What hasn't changed: the pressure on women to look young and attractive, no matter how much of an expert in their field they are.
In the early 80s I watched an OU. series about the Anglo Saxons. Just a talking head straight to camera in a studio for about 4 hours. Nowadays you would have loads of outdoor/location shots. Sadly, about 3.5 hours worth would be helicopter shots of the presenter telling me what they will be telling me.
The curse of current TV history productions: the dramatised reconstruction. Because you won't understand or persevere with it if it doesn't look like a (badly-made) movie, will you?
In the 1950s, young people dressed like their grandparents. Today, grandparents imitate their grandchildren.

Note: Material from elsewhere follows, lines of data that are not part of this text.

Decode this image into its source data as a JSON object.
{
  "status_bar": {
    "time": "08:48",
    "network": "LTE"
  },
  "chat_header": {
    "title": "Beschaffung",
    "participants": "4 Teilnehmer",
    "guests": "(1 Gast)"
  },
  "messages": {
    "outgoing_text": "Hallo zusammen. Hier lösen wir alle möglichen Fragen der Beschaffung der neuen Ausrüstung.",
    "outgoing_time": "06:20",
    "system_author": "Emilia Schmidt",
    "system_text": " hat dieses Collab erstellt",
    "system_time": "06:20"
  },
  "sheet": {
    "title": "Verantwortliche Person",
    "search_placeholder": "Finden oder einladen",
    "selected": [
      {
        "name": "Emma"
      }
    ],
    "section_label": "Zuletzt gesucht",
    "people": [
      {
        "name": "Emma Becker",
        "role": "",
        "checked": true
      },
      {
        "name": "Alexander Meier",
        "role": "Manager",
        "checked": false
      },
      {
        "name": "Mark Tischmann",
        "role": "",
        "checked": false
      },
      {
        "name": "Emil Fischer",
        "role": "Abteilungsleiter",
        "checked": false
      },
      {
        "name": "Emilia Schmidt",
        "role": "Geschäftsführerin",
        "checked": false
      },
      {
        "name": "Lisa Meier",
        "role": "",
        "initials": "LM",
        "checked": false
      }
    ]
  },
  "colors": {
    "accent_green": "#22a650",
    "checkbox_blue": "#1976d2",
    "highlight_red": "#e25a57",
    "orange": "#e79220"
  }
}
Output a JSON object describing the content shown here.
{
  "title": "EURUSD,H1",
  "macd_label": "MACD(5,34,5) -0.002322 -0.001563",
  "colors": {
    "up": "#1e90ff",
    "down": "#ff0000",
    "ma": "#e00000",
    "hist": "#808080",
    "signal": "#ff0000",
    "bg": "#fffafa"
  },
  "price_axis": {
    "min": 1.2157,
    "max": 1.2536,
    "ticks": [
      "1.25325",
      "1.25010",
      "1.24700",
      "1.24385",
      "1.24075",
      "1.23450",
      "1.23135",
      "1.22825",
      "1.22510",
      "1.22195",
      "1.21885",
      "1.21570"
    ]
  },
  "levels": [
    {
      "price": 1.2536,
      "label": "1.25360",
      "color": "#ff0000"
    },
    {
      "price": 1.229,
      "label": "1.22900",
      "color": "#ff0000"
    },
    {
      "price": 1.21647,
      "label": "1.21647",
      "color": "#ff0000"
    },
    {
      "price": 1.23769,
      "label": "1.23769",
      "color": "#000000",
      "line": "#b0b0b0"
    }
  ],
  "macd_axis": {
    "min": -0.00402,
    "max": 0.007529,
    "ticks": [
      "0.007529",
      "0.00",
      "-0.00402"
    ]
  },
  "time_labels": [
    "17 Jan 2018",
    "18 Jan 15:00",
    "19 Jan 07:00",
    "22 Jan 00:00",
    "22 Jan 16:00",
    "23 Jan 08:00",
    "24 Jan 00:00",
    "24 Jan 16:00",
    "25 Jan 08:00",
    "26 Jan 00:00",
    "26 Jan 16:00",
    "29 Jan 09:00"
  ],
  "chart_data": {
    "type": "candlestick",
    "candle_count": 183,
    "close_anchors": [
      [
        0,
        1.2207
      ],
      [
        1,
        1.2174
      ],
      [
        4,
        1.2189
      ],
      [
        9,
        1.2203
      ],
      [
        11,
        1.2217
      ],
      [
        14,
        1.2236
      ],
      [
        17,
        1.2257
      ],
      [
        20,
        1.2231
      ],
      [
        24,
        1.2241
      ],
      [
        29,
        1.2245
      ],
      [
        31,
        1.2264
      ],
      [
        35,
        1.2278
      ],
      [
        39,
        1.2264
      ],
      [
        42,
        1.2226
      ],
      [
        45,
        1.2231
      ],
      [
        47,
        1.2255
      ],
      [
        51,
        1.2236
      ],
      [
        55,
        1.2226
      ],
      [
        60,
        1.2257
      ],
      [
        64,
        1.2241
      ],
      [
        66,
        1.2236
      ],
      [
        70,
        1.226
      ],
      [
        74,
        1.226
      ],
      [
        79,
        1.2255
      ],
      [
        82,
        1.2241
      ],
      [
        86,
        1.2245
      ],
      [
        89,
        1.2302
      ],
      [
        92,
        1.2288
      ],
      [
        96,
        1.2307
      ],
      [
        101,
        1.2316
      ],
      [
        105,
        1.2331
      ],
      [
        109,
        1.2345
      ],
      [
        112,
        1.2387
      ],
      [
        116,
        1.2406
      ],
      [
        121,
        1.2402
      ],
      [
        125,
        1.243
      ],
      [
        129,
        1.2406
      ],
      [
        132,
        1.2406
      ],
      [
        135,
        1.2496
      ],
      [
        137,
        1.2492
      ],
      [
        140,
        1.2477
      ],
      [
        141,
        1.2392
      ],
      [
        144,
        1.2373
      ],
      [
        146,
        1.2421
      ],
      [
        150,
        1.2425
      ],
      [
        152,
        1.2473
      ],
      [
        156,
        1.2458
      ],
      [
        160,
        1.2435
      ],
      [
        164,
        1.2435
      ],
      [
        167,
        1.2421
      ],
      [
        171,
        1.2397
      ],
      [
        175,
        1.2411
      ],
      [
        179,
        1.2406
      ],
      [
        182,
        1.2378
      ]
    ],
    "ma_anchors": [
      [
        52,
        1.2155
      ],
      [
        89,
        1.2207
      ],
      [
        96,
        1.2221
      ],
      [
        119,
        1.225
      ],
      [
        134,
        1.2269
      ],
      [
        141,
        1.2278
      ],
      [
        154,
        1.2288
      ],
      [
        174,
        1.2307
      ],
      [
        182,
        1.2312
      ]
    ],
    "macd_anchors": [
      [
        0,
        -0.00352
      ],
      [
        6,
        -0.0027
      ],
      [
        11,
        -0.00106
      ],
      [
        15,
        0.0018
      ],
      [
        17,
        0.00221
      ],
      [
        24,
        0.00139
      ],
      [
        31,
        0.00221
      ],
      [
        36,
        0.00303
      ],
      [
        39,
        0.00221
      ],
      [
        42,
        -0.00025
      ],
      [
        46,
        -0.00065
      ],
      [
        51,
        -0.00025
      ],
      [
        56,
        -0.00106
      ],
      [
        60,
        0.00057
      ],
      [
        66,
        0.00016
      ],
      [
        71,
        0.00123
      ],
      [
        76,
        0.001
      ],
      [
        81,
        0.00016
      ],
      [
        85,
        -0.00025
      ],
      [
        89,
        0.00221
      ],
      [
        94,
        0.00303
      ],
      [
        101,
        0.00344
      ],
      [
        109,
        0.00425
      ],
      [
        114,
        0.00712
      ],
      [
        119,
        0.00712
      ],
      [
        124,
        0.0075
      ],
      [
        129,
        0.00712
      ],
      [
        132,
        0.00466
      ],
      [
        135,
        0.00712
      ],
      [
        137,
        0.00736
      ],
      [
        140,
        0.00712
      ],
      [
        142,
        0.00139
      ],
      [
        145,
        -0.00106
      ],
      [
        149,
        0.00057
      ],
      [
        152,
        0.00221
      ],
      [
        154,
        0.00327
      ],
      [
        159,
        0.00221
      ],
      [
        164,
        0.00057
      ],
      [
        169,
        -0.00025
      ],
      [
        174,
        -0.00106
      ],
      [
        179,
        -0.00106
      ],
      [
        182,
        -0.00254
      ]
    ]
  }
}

It's worth bearing in mind that thirty, forty or fifty years ago a young graduate in History could have, if it was what he or she wanted, pursued an academic career in higher education. In more recent years the opportunities to do so have become severely reduced and more graduates choose to publish their theses publicly; a 'name' author is surely more employable.If the decline of History as a subject in HE can be marked then so can the popularity of history as strand of TV and radio over the last twenty years or so. From Time Team to The History of the World in 100 Objects or The Long View it seems to me that History can never have been so popular with programmes often driven by a best-selling book.Add to this an expansion of TV channels, while there are still many an 'old, white and male' historian about who have decades of research and experience under their belts, it's little wonder that producers might want, on occasion, to cast around for 'eye candy' to catch the attention of a channel flipper. But haven't these historians always been there but until now they haven't had the opportunity to be seen? As for me, I can watch or listen to anything presented by Mary Beard or Robert Bartlett, Richard Miles I like too. That Kate Williams is also good and I've had Lisa Jardine on my shelves for years. And is it really nearly forty years since the camera first settled itself upon those tight jeans, that hip-cut sheepskin jacket and flowing blonde mane of....Michael Wood?Plus ca change - a French historian might say.For the young uns of today, though, I wonder if they can do what AJP Taylor famously did and extemporize to camera without notes. I suspect that they can.